Van Persie took his tally to 41 in 80 appearances, passing Patrick Kluivert’s record on a night of clinical efficiency from the Dutch, who had already qualified for next year’s finals in Brazil and racked up their eighth win of the campaign.


The Manchester United striker opened the scoring with a 15th minute header and equalled the national scoring record soon after as the Dutch dominated and went into the break 4-0 ahead.

Kevin Strootman and Jeremain Lens profited from defensive errors to increase the tally before halftime with Van Persie breaking the record with his third in the 52nd minute before being taken off to a standing ovation at the Amsterdam Arena.

There were also poignant sideline celebrations with Kluivert, now an assistant to Netherlands coach Louis van Gaal.
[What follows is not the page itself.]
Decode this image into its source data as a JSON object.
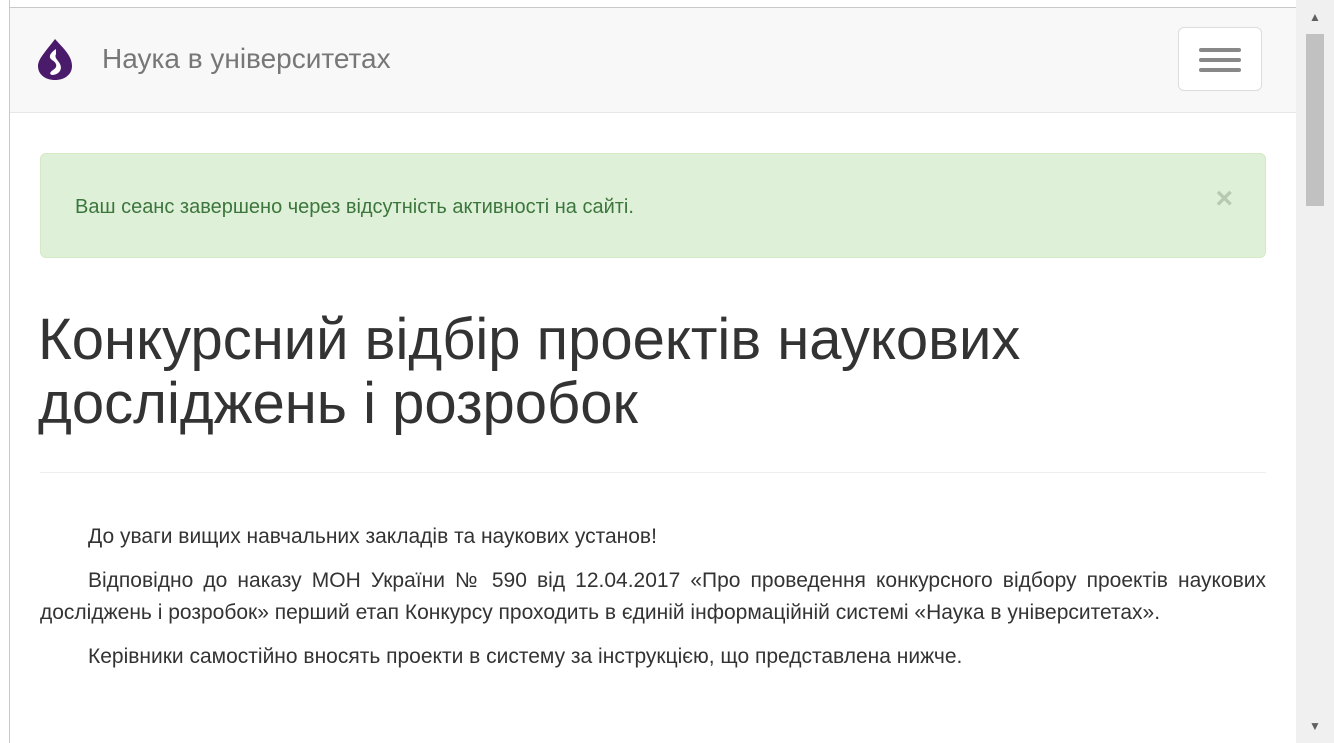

But a toe injury almost kept Van Persie from playing.

“It was a gamble but it worked out well,” said the 30-year-old forward with some understatement.

A bizarre own goal from Szilard Devecseri in the 64th added to the Dutch total before late goals from free kicks by Rafael van der Vaart and Arjen Robben rounded off a high tempo performance.

“We put the opponent under pressure for the full 90 minutes,” said Van Gaal. “The effort and the willingness was enormous. It’s a difficult process to squeeze right from the start and then to sustain it.”

On Van Persie’s record-breaking night, Van Gaal told reporters: “It’s a great achievement, but ultimately is all about the way the team puts him in contention.”

Hungary’s goal came from a penalty converted by Balazs Dzsudzsak after a Jeffrey Bruma handball just after the break.

Netherlands have 25 points from nine games, with their final match against Turkey in Istanbul on Tuesday.

Turkey and Romania, who each have 16 points with one match remaining, are fighting it out for a playoff spot.

(Reporting by Mark Gleeson; Editing by Mitch Phillips and Ken Ferris)